Let's also not forget that Apple and Amazon do not do many takeovers, and Apple is legendary for being incredibly stingy with its cash. Why would it burn 10% of its cash hoard on a company that adds no value to its ecosystem? Google likes acquisitions, but it likes takeovers that put Google into new frontiers to reach more people in different ways. Buying a streaming video company that has no intellectual property or even a sustainable business model doesn't really fit with the Google mantra.
Finally, we know Amazon definitely doesn't want the DVD side of Netflix due to sales tax issues, and Apple just launched the iCloud which will replace the need for physical DVDs. It's hard to imagine Google integrating a mail-order DVD rental service into its high-tech portfolio. Yet even if Google did want Netflix for some reason, it'd be stupid to not just wait 6-12 months for the stock to keep falling and scoop it up far cheaper than would be possible today.
Let's pretend for a second that some other random non-tech company wants to buy Netflix and it doesn't already have any software, content deals, or massive email list. For example, let's say that Caterpillar (NYSE:CAT) wants to get into the online streaming video business and acquiring Netflix looks like an easy way in, even with the projected subscriber losses. The problems would arise as soon as it started digging below the surface and actually looked at the details. What if Caterpillar thinks that $1 billion is too much to pay for reruns of 90's teen sitcoms, or that $30 million per Dreamworks film is a waste of money? Would it really consider paying even the $6 billion market cap when 59% of Netflix's assets are non-exclusive content deals that Caterpillar can go negotiate on its own? What if it wants just the streaming infrastructure but can't buy it without taking on billions worth of content liabilites? What if the Netflix management decisions in recent months would be an embarrassment to Caterpillar's shareholders and current customers? Any one of these issues could be a serious roadblock for any acquirer.

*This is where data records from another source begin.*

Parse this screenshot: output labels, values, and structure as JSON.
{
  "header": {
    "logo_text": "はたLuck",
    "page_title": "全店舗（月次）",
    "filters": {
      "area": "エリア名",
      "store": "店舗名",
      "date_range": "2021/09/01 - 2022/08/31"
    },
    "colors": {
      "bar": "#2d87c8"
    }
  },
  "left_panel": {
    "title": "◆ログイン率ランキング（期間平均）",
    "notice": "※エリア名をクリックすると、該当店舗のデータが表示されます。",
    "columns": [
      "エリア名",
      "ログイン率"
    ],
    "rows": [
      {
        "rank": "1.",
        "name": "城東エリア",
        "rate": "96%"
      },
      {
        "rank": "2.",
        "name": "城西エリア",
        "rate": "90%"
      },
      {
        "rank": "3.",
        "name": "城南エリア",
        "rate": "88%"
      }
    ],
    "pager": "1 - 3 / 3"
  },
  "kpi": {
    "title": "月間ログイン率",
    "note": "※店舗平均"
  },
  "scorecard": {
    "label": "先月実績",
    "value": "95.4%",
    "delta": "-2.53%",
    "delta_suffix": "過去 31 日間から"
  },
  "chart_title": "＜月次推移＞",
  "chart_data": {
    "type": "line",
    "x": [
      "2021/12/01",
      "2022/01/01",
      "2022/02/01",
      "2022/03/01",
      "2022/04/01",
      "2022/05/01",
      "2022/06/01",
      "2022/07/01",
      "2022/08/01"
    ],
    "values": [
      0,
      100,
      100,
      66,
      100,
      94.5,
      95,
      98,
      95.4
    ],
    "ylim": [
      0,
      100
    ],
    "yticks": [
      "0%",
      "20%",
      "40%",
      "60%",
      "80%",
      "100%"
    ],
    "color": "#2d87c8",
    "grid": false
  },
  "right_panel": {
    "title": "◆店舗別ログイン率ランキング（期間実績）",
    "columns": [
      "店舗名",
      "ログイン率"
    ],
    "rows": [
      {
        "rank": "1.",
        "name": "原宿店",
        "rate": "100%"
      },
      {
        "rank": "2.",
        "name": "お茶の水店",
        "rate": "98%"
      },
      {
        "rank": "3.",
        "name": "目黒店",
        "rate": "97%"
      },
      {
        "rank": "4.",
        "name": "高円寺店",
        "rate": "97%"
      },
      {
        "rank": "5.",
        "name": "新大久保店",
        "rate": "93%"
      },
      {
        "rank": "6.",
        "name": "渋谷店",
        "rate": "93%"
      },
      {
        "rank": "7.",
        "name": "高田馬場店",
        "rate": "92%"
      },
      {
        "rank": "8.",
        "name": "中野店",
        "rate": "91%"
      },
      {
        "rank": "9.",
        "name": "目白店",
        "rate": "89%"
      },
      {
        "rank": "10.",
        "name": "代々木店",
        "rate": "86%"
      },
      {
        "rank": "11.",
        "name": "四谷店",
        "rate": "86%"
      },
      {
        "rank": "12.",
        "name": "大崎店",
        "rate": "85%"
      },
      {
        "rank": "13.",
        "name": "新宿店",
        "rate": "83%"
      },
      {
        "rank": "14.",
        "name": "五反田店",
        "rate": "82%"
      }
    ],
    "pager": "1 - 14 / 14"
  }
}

The bottom line here is that there simply is nothing at Netflix that makes the company even worth the current market cap, let alone a takeover premium for an acquirer. The fairy godmother of corporate takeovers is not going to show up and bail out the Netflix longs with a $150/share offer. There is simply zero chance of that happening, or any legitimate acquirer showing up to buy Netflix. Once the share price gets to $20-$30 a share, then we can have conversation. Maybe somebody will get lazy and pick Netflix up for $1 or $2 billion. But no one will pay even close to the $6 billion market cap, let alone a premium to that. There's nothing there to buy, the liabilities are massive, and Netflix is losing customers. If you are long Netflix, don't hold the stock thinking someone will buy it, just sell it and get short while you still can.